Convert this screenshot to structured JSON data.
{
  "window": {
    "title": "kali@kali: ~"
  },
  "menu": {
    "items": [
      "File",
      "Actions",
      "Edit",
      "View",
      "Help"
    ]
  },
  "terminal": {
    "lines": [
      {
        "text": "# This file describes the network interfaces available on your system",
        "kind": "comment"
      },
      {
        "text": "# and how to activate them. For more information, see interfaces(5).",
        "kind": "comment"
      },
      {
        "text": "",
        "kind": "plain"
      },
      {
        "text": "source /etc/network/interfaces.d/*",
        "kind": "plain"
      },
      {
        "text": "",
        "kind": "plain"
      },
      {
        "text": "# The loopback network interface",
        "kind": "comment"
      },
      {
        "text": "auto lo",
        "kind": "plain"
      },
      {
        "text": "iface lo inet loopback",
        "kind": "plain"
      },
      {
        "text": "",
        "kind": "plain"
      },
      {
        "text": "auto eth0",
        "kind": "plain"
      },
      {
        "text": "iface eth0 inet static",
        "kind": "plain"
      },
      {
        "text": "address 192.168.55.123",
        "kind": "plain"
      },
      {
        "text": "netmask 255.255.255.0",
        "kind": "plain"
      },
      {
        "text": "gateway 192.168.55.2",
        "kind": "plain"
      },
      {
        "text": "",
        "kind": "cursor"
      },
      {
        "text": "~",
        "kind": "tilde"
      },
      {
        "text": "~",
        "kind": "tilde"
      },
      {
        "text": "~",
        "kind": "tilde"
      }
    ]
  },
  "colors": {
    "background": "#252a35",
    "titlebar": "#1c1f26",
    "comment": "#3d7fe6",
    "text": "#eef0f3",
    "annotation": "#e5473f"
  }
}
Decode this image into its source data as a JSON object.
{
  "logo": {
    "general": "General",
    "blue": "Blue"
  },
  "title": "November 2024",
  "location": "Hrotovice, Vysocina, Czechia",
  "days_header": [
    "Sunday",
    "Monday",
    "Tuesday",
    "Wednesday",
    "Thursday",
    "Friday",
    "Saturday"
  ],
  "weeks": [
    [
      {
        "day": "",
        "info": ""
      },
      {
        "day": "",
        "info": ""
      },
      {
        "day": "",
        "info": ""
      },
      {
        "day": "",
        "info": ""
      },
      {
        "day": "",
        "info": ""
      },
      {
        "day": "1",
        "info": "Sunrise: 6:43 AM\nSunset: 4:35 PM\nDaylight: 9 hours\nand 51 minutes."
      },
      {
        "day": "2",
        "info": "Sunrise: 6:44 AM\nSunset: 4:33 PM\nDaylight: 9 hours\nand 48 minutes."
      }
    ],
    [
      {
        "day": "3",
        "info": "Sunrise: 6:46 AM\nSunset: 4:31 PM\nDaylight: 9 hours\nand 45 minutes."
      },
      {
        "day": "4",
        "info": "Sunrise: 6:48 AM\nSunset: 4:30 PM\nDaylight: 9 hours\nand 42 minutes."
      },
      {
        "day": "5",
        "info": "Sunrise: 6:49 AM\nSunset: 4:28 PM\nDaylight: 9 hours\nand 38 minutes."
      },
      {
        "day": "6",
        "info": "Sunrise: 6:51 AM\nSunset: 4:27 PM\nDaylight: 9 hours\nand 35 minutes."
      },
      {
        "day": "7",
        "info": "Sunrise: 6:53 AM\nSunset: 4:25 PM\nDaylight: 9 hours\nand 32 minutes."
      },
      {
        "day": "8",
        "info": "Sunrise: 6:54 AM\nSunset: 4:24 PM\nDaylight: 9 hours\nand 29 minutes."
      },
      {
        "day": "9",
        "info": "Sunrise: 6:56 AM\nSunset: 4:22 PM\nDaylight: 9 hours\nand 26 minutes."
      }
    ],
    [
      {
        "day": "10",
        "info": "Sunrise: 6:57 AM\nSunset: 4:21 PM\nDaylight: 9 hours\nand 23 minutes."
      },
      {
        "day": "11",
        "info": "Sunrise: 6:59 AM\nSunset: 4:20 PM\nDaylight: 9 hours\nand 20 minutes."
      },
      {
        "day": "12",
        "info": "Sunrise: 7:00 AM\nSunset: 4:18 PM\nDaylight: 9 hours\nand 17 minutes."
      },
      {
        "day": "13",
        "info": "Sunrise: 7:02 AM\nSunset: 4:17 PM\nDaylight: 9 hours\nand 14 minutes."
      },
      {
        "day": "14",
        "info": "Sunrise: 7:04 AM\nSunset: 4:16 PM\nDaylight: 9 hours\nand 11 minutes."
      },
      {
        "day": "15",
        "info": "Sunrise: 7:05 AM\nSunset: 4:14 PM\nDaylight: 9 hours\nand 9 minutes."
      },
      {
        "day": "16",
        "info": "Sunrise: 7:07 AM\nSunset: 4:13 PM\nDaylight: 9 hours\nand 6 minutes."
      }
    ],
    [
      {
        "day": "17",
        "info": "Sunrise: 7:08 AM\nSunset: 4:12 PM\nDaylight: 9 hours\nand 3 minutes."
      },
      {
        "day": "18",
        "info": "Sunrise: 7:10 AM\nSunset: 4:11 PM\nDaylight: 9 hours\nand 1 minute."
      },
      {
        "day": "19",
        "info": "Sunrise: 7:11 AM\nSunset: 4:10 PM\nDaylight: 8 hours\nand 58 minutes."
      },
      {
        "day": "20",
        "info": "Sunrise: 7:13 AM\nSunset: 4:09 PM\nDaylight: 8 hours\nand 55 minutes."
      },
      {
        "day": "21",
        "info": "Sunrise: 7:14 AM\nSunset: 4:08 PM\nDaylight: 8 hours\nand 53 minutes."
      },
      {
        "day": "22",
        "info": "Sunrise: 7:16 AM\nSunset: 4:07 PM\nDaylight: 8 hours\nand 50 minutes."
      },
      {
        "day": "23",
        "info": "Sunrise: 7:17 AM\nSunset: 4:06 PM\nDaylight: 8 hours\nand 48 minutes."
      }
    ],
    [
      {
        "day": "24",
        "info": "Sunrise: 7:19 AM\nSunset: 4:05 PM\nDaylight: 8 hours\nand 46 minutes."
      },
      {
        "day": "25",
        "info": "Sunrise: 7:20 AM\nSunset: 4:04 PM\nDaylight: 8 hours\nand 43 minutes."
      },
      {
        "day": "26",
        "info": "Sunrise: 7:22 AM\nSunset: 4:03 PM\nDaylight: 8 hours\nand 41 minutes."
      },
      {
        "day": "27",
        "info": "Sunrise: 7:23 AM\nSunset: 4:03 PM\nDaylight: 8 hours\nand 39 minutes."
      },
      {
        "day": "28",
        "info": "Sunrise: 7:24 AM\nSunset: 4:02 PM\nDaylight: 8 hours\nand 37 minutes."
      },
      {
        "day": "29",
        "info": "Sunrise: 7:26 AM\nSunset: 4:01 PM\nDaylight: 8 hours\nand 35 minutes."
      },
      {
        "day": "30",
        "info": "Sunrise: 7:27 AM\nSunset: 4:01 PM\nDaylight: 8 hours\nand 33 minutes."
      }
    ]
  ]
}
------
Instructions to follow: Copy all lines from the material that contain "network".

Solution for this problem:
        "text": "# This file describes the network interfaces available on your system",
        "text": "source /etc/network/interfaces.d/*",
        "text": "# The loopback network interface",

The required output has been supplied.